8x10 Sheet Film - FPP Blue X-Ray Film (25 Sheets)
FPP Super Blue X-Ray Film - 8x10 - One box of 25 sheets.
8x10 X-Ray Film now in the FPP Store!
We ship anywhere on the globe! Super Positive!
above: Portrait of Mark Dalzell - below: Portrait of Dane Johnson
Photos by Michael Raso shot on FPP Super Blue X-Ray Sheet Film with the Wista 45d Field Camera / Fujinon 210mm f5.6 lens / Tray Processed in Caffenol
Mat says: "Full Speed Blue-sensitive film, giving that traditional gelatin dry plate look. Beautiful rendering of darker skin tones reminiscent of older wet plate portraits. Remember, it only sees blue light, which includes daylight balanced bulbs, LED's, and UV light. Rate film at ASA 25-100, lower for indoors, higher for outdoors (UV index affects this film greatly)."
Fun Tip: X-ray film has no anti-halation layer, and yields "dreamy" highlights.
X-Ray Film Q & A
Can I use my Tungsten Studio lights to make portraits with Blue X-Ray Film? (Blue Xray Film?)
Tungsten lights are not recommended since the light they produce is toward the red end of the spectrum. You must compensate at least 4 stops to see any exposure (still thin) on x-ray film. Shoot in daylight
Can I gel my tungsten lights blue so that they're 5500k daylight?
You can, but you will need to compensate even more. Instead, try using an inherently cool light source like fluorescent, LED, or UV bulbs.
Can I cut down my 8x10 film to 4x5 or smaller? Do I have to do it in pitch black?
X-ray film can be cut down to size, but you don't need to do it in the dark! Using weak red safe light like a Kodak Jr. 7w bulb, you can carefully measure and cut your film to any size needed. Just remember that there's emulsion on both sides of x-ray film, and it can easily scratch.
I'm sending my 8x10 X-Ray film to a commercial lab for for processing. Will they know how to process it!?
I'm not sure if B&W processing labs will know how to handle x-ray film, but any hospital, doctor's office, or veterinarian that still uses analog x-rays will. If you ask nicely, some of them will happily oblige. Otherwise, I recommend processing at home, since this film is relatively inexpensive and perfect for testing out new cameras, checking for light-tightness in holders/cameras, and experimentation in general.
Any Tips on Home Processing?
FPP’s Mat Marrash offers the following information – “First and foremost, x-ray film materials produce a very high contrast image which is typically controlled by filtration (with green sensitive films) and/or highly dilute developers. In Kodak XTOL, typical times for x-ray film are 4.5 - 5 min. in stock, with only 1.5 min. more with a 1:1 dilution.

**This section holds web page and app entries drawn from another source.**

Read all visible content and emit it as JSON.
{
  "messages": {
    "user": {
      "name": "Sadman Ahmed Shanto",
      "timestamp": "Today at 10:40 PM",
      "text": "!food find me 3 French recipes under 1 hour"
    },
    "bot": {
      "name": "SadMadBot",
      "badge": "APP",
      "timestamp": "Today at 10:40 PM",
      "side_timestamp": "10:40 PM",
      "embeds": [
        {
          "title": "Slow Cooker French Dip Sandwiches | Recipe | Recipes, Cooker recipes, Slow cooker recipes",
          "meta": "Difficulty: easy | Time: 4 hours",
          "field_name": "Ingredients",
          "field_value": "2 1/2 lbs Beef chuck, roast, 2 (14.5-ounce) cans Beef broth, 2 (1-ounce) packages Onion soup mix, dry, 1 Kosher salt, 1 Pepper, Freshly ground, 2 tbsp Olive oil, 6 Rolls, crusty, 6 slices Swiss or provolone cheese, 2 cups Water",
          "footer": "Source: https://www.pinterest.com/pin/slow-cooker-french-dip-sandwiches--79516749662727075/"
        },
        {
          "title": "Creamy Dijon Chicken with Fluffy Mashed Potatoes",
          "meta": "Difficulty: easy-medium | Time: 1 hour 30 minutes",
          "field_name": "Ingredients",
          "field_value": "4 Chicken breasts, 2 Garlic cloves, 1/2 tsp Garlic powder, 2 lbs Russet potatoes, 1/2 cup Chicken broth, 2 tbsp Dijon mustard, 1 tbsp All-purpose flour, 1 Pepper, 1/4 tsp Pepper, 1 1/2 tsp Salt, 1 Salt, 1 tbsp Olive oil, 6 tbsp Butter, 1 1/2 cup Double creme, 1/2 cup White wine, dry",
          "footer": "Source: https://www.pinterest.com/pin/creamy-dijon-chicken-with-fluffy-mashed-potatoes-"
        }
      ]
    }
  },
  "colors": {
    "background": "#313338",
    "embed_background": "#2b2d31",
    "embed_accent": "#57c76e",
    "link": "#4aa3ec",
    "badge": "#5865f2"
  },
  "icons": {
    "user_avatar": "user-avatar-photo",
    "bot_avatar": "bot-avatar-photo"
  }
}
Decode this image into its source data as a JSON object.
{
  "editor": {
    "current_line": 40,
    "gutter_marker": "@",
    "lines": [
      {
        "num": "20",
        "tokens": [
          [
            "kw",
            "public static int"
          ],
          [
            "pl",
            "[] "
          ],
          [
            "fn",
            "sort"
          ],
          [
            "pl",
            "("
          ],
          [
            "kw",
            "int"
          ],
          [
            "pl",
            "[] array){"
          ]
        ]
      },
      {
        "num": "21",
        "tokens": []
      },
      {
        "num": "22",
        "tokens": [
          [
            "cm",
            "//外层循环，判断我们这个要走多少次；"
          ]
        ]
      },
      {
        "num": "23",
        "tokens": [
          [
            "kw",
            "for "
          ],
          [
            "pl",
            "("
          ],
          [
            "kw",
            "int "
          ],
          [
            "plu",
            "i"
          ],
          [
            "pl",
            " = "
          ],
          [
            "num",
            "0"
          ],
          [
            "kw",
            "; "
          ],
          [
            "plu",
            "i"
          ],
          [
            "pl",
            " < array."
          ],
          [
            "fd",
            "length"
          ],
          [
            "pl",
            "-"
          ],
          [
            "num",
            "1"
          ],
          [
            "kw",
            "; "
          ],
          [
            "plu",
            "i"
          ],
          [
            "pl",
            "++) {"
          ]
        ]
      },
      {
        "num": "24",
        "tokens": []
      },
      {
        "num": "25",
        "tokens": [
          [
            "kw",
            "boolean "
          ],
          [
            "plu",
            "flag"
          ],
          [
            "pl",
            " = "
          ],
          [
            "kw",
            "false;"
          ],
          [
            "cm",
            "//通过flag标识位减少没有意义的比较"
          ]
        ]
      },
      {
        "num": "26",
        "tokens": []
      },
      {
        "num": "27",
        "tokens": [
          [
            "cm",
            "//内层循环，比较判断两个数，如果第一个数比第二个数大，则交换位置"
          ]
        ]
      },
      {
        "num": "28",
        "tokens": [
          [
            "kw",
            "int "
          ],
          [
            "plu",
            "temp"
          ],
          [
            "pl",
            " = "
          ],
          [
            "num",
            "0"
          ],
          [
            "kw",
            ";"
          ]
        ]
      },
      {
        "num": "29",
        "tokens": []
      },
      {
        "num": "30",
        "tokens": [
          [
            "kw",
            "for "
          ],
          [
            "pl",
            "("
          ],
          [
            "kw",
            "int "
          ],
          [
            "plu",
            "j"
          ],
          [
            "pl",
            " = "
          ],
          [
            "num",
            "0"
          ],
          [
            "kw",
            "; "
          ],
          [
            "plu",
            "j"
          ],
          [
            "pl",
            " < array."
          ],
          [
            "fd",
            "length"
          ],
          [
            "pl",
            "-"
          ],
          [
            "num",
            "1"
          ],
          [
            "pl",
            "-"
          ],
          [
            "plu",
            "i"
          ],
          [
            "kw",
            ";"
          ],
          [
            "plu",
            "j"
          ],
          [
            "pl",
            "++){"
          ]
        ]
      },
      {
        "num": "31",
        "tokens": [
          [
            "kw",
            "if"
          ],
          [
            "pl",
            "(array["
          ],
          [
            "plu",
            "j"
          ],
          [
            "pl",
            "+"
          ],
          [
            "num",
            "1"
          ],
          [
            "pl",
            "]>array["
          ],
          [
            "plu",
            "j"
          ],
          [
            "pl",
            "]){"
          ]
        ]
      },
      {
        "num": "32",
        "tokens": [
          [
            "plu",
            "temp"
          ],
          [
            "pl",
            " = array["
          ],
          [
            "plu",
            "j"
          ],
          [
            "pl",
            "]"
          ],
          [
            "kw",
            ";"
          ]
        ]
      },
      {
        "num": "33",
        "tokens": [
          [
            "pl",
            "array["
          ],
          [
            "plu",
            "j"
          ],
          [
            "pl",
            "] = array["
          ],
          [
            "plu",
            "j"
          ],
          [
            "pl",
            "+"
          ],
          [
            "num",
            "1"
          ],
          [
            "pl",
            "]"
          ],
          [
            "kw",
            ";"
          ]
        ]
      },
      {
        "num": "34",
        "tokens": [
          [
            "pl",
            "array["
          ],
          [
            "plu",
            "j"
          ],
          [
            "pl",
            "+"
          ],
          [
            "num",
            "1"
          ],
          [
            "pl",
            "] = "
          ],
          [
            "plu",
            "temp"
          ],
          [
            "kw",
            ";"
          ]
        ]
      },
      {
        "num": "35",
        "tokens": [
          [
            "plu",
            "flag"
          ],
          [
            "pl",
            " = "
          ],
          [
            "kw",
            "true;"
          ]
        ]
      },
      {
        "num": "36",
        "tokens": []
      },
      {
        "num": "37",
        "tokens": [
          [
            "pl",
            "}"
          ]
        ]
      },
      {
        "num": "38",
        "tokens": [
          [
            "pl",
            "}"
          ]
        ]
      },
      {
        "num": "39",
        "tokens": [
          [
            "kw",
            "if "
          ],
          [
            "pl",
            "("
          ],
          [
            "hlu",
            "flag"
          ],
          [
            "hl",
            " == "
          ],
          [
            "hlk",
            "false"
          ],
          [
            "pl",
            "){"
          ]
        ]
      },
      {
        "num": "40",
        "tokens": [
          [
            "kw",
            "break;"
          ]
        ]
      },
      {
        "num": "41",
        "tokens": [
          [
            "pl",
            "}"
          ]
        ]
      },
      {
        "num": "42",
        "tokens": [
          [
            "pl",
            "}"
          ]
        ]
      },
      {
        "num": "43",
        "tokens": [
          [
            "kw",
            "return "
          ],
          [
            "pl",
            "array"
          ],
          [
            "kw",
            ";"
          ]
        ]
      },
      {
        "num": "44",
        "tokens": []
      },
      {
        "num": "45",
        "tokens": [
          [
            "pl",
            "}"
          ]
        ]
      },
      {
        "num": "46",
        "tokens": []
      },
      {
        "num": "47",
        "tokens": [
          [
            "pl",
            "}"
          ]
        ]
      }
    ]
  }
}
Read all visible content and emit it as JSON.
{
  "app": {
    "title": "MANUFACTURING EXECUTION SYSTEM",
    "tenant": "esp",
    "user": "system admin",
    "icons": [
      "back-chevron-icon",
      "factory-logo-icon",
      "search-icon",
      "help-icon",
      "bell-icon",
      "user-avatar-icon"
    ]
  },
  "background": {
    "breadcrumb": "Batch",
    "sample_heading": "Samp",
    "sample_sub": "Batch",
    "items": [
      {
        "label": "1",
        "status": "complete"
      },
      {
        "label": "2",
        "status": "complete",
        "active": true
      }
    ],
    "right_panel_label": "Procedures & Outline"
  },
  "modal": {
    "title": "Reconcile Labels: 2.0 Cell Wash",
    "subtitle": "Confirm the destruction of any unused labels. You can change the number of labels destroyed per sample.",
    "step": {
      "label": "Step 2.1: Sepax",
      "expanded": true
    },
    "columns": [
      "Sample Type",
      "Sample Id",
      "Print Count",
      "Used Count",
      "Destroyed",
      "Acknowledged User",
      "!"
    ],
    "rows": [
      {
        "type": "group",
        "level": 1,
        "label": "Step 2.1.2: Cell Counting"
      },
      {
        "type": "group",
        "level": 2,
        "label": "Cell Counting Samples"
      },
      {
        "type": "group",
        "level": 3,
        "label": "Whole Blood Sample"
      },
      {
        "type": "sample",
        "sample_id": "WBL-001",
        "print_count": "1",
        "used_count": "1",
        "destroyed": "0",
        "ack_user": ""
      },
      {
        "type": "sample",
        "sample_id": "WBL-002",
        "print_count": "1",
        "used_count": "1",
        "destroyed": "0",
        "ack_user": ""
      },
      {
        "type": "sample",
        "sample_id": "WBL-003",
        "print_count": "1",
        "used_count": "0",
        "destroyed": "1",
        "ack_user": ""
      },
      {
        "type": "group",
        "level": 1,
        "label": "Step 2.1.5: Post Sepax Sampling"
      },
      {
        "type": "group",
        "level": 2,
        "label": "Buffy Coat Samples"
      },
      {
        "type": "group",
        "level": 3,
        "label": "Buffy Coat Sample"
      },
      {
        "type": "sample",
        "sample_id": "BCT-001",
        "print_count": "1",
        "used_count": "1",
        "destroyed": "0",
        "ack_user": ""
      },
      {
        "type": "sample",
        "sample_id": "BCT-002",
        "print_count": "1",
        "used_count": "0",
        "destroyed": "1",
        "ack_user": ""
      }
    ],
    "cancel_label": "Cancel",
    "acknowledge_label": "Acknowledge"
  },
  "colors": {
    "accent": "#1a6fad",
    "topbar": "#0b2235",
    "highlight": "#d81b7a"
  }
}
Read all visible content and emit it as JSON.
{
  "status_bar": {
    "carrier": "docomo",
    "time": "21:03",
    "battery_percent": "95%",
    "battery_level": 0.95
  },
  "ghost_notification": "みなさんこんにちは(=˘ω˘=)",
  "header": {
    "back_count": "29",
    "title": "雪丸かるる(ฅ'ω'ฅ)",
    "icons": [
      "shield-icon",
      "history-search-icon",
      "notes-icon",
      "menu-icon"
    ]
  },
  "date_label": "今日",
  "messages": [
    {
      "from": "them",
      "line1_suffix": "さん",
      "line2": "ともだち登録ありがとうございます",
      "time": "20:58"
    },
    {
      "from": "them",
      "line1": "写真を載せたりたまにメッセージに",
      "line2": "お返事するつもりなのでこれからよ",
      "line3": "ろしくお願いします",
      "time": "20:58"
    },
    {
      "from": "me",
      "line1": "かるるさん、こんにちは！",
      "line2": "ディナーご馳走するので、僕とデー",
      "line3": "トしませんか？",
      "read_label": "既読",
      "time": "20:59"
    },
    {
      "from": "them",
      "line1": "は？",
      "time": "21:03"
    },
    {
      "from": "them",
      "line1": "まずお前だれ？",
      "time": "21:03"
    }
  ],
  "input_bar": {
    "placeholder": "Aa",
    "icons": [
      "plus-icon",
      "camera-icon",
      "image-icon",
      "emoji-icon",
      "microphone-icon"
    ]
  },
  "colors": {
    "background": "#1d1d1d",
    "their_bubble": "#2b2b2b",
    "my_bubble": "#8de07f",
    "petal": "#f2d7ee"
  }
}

Many Rodinal users I know that shoot x-ray film process as dilute as 1:200 with acceptable results (I'm unsure of the time, my guess is around 10 min.). Again, this film builds contrast very quickly, but can be developed via a dim red safelight. In my darkroom,
I'm using a Kodak Jr. 7w Red Bulb and developing by inspection; this way, I can make sure highlights are coming in at the appropriate time for my developer (anything before 2 min. gets placed in cold water bath) to assure uniform negatives.
There are a few more things about this tricky film. X-ray film has emulsion on both sides, with little to no anti-scratch layers present. I avoid scratches by developing with stainless steel hangers and tanks, but other folks have posted good results with developing in trays with a sheet of glass on the bottom. Another thing I recommend is giving this film a longer than usual pre-wash. This helps prevent uneven development, as processing times are typically much shorter than other films. To avoid any other issues with the sensitive emulsion, I'm using a water stop bath as well as alkaline developer (TF-5). PP"
X-Ray film shooter and FPP Friend Shawn Hoke offers: “I home process and use Rodinal 1:100 for six minutes at 20C. I line the trays with smooth glass and rock the four sides gently every 30 seconds. Is pretty consistent so far!”
I processed my X-Ray Film in a tray and it came out all scratchy! What happened?
X-Ray film has emulsion on both sides and no safety coating. The film is very, very susceptible to scratches and must be handled very carefully to avoid scratches.
Above: Mat Marrash chats about shooting with X-Ray Film
FPP Super Pal Nasir Hamid shot this image. Nasir says: "
These tourists were watching me doing some 10x8 photography in Radcliffe Square so I offered to make their portrait with my last sheet of film. 8x10 Wista / 300mm Sinaron lens / Blue x-ray film / Home processed - HC110 1+64 9mins
Do you have a question about 8x10 X-Ray Film? Contact us at Podcast@FilmPhotographyProject.com